About this task:
Print the data in full, exactly as it reads.

Information:
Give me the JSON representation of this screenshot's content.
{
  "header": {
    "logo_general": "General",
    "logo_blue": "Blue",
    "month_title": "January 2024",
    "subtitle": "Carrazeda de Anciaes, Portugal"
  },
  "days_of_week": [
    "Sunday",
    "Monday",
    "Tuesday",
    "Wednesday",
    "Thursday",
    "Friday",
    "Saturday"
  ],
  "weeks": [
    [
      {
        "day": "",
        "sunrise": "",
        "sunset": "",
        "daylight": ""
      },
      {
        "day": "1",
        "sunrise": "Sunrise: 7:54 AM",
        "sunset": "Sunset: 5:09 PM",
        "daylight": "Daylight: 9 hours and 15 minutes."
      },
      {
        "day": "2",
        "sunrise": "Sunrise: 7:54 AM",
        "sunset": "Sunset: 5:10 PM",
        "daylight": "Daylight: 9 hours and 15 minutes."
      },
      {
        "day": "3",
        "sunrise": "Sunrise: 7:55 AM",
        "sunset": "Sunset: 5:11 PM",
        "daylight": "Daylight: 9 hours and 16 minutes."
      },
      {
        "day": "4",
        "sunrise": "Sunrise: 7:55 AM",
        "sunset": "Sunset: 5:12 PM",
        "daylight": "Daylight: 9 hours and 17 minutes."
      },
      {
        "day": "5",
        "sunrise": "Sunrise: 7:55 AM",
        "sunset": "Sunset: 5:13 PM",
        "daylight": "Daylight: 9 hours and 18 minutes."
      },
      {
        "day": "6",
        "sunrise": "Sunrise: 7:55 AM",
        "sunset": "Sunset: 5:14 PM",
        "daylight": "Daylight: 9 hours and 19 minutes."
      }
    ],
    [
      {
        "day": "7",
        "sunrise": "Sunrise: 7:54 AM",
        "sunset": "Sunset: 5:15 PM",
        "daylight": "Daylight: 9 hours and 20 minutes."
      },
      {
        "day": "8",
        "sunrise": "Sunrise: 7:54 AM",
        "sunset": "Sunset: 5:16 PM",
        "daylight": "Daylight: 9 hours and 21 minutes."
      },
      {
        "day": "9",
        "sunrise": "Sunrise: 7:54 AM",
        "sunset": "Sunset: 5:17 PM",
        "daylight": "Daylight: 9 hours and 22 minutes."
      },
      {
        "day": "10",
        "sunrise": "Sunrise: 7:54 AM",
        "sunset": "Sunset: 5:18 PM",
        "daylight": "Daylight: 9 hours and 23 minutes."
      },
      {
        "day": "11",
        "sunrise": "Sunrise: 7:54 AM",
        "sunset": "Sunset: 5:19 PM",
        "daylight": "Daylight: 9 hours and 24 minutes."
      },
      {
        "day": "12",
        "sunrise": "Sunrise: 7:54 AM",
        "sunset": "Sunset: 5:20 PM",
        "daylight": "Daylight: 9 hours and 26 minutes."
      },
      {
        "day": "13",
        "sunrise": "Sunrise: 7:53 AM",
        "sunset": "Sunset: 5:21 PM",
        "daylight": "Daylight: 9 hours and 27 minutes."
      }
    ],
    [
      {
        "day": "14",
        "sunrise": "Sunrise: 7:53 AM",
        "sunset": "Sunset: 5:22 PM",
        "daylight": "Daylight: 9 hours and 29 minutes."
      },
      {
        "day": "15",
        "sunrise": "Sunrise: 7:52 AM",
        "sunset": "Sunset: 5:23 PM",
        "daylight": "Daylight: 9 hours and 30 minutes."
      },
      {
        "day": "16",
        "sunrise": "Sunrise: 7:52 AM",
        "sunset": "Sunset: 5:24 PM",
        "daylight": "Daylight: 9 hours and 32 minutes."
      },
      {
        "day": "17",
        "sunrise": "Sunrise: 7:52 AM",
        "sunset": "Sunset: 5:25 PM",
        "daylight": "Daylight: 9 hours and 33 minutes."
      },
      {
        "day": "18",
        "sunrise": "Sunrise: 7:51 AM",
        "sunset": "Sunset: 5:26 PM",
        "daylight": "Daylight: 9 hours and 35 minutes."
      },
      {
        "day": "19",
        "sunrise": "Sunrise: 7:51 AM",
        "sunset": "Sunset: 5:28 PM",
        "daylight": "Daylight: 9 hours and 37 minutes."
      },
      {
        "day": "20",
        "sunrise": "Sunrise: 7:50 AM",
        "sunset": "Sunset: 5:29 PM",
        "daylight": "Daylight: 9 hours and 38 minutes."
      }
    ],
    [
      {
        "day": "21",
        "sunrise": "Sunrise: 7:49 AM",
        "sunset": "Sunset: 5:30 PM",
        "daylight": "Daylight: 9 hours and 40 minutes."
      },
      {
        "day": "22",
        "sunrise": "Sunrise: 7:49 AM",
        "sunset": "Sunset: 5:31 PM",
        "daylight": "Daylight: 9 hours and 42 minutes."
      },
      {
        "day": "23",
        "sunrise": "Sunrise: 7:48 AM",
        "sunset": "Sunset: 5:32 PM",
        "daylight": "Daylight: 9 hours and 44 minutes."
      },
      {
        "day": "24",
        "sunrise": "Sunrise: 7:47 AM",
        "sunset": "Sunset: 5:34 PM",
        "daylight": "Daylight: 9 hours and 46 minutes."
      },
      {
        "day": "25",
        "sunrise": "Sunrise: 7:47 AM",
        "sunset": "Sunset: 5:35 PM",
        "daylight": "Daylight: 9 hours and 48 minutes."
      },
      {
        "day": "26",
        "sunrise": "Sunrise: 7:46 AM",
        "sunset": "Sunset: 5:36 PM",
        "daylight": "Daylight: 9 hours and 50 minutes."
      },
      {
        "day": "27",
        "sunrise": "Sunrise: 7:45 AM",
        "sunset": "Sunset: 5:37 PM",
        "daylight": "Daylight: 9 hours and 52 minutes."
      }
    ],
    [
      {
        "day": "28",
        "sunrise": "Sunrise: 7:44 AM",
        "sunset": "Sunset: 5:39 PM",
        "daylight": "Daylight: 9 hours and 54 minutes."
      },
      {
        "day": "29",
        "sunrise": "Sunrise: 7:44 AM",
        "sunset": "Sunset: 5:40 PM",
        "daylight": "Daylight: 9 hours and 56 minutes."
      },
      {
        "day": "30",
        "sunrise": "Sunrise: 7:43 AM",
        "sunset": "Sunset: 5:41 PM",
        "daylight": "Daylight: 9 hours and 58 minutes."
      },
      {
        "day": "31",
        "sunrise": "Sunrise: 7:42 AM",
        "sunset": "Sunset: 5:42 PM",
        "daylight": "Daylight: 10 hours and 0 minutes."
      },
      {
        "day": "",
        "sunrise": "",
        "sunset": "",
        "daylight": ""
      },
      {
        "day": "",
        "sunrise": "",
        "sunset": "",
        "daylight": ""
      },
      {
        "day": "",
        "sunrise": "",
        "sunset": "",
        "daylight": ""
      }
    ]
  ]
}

Task output:
Give me the JSON representation of this screenshot's content.
{
  "header": {
    "logo_general": "General",
    "logo_blue": "Blue",
    "month_title": "January 2024",
    "subtitle": "Carrazeda de Anciaes, Portugal"
  },
  "days_of_week": [
    "Sunday",
    "Monday",
    "Tuesday",
    "Wednesday",
    "Thursday",
    "Friday",
    "Saturday"
  ],
  "weeks": [
    [
      {
        "day": "",
        "sunrise": "",
        "sunset": "",
        "daylight": ""
      },
      {
        "day": "1",
        "sunrise": "Sunrise: 7:54 AM",
        "sunset": "Sunset: 5:09 PM",
        "daylight": "Daylight: 9 hours and 15 minutes."
      },
      {
        "day": "2",
        "sunrise": "Sunrise: 7:54 AM",
        "sunset": "Sunset: 5:10 PM",
        "daylight": "Daylight: 9 hours and 15 minutes."
      },
      {
        "day": "3",
        "sunrise": "Sunrise: 7:55 AM",
        "sunset": "Sunset: 5:11 PM",
        "daylight": "Daylight: 9 hours and 16 minutes."
      },
      {
        "day": "4",
        "sunrise": "Sunrise: 7:55 AM",
        "sunset": "Sunset: 5:12 PM",
        "daylight": "Daylight: 9 hours and 17 minutes."
      },
      {
        "day": "5",
        "sunrise": "Sunrise: 7:55 AM",
        "sunset": "Sunset: 5:13 PM",
        "daylight": "Daylight: 9 hours and 18 minutes."
      },
      {
        "day": "6",
        "sunrise": "Sunrise: 7:55 AM",
        "sunset": "Sunset: 5:14 PM",
        "daylight": "Daylight: 9 hours and 19 minutes."
      }
    ],
    [
      {
        "day": "7",
        "sunrise": "Sunrise: 7:54 AM",
        "sunset": "Sunset: 5:15 PM",
        "daylight": "Daylight: 9 hours and 20 minutes."
      },
      {
        "day": "8",
        "sunrise": "Sunrise: 7:54 AM",
        "sunset": "Sunset: 5:16 PM",
        "daylight": "Daylight: 9 hours and 21 minutes."
      },
      {
        "day": "9",
        "sunrise": "Sunrise: 7:54 AM",
        "sunset": "Sunset: 5:17 PM",
        "daylight": "Daylight: 9 hours and 22 minutes."
      },
      {
        "day": "10",
        "sunrise": "Sunrise: 7:54 AM",
        "sunset": "Sunset: 5:18 PM",
        "daylight": "Daylight: 9 hours and 23 minutes."
      },
      {
        "day": "11",
        "sunrise": "Sunrise: 7:54 AM",
        "sunset": "Sunset: 5:19 PM",
        "daylight": "Daylight: 9 hours and 24 minutes."
      },
      {
        "day": "12",
        "sunrise": "Sunrise: 7:54 AM",
        "sunset": "Sunset: 5:20 PM",
        "daylight": "Daylight: 9 hours and 26 minutes."
      },
      {
        "day": "13",
        "sunrise": "Sunrise: 7:53 AM",
        "sunset": "Sunset: 5:21 PM",
        "daylight": "Daylight: 9 hours and 27 minutes."
      }
    ],
    [
      {
        "day": "14",
        "sunrise": "Sunrise: 7:53 AM",
        "sunset": "Sunset: 5:22 PM",
        "daylight": "Daylight: 9 hours and 29 minutes."
      },
      {
        "day": "15",
        "sunrise": "Sunrise: 7:52 AM",
        "sunset": "Sunset: 5:23 PM",
        "daylight": "Daylight: 9 hours and 30 minutes."
      },
      {
        "day": "16",
        "sunrise": "Sunrise: 7:52 AM",
        "sunset": "Sunset: 5:24 PM",
        "daylight": "Daylight: 9 hours and 32 minutes."
      },
      {
        "day": "17",
        "sunrise": "Sunrise: 7:52 AM",
        "sunset": "Sunset: 5:25 PM",
        "daylight": "Daylight: 9 hours and 33 minutes."
      },
      {
        "day": "18",
        "sunrise": "Sunrise: 7:51 AM",
        "sunset": "Sunset: 5:26 PM",
        "daylight": "Daylight: 9 hours and 35 minutes."
      },
      {
        "day": "19",
        "sunrise": "Sunrise: 7:51 AM",
        "sunset": "Sunset: 5:28 PM",
        "daylight": "Daylight: 9 hours and 37 minutes."
      },
      {
        "day": "20",
        "sunrise": "Sunrise: 7:50 AM",
        "sunset": "Sunset: 5:29 PM",
        "daylight": "Daylight: 9 hours and 38 minutes."
      }
    ],
    [
      {
        "day": "21",
        "sunrise": "Sunrise: 7:49 AM",
        "sunset": "Sunset: 5:30 PM",
        "daylight": "Daylight: 9 hours and 40 minutes."
      },
      {
        "day": "22",
        "sunrise": "Sunrise: 7:49 AM",
        "sunset": "Sunset: 5:31 PM",
        "daylight": "Daylight: 9 hours and 42 minutes."
      },
      {
        "day": "23",
        "sunrise": "Sunrise: 7:48 AM",
        "sunset": "Sunset: 5:32 PM",
        "daylight": "Daylight: 9 hours and 44 minutes."
      },
      {
        "day": "24",
        "sunrise": "Sunrise: 7:47 AM",
        "sunset": "Sunset: 5:34 PM",
        "daylight": "Daylight: 9 hours and 46 minutes."
      },
      {
        "day": "25",
        "sunrise": "Sunrise: 7:47 AM",
        "sunset": "Sunset: 5:35 PM",
        "daylight": "Daylight: 9 hours and 48 minutes."
      },
      {
        "day": "26",
        "sunrise": "Sunrise: 7:46 AM",
        "sunset": "Sunset: 5:36 PM",
        "daylight": "Daylight: 9 hours and 50 minutes."
      },
      {
        "day": "27",
        "sunrise": "Sunrise: 7:45 AM",
        "sunset": "Sunset: 5:37 PM",
        "daylight": "Daylight: 9 hours and 52 minutes."
      }
    ],
    [
      {
        "day": "28",
        "sunrise": "Sunrise: 7:44 AM",
        "sunset": "Sunset: 5:39 PM",
        "daylight": "Daylight: 9 hours and 54 minutes."
      },
      {
        "day": "29",
        "sunrise": "Sunrise: 7:44 AM",
        "sunset": "Sunset: 5:40 PM",
        "daylight": "Daylight: 9 hours and 56 minutes."
      },
      {
        "day": "30",
        "sunrise": "Sunrise: 7:43 AM",
        "sunset": "Sunset: 5:41 PM",
        "daylight": "Daylight: 9 hours and 58 minutes."
      },
      {
        "day": "31",
        "sunrise": "Sunrise: 7:42 AM",
        "sunset": "Sunset: 5:42 PM",
        "daylight": "Daylight: 10 hours and 0 minutes."
      },
      {
        "day": "",
        "sunrise": "",
        "sunset": "",
        "daylight": ""
      },
      {
        "day": "",
        "sunrise": "",
        "sunset": "",
        "daylight": ""
      },
      {
        "day": "",
        "sunrise": "",
        "sunset": "",
        "daylight": ""
      }
    ]
  ]
}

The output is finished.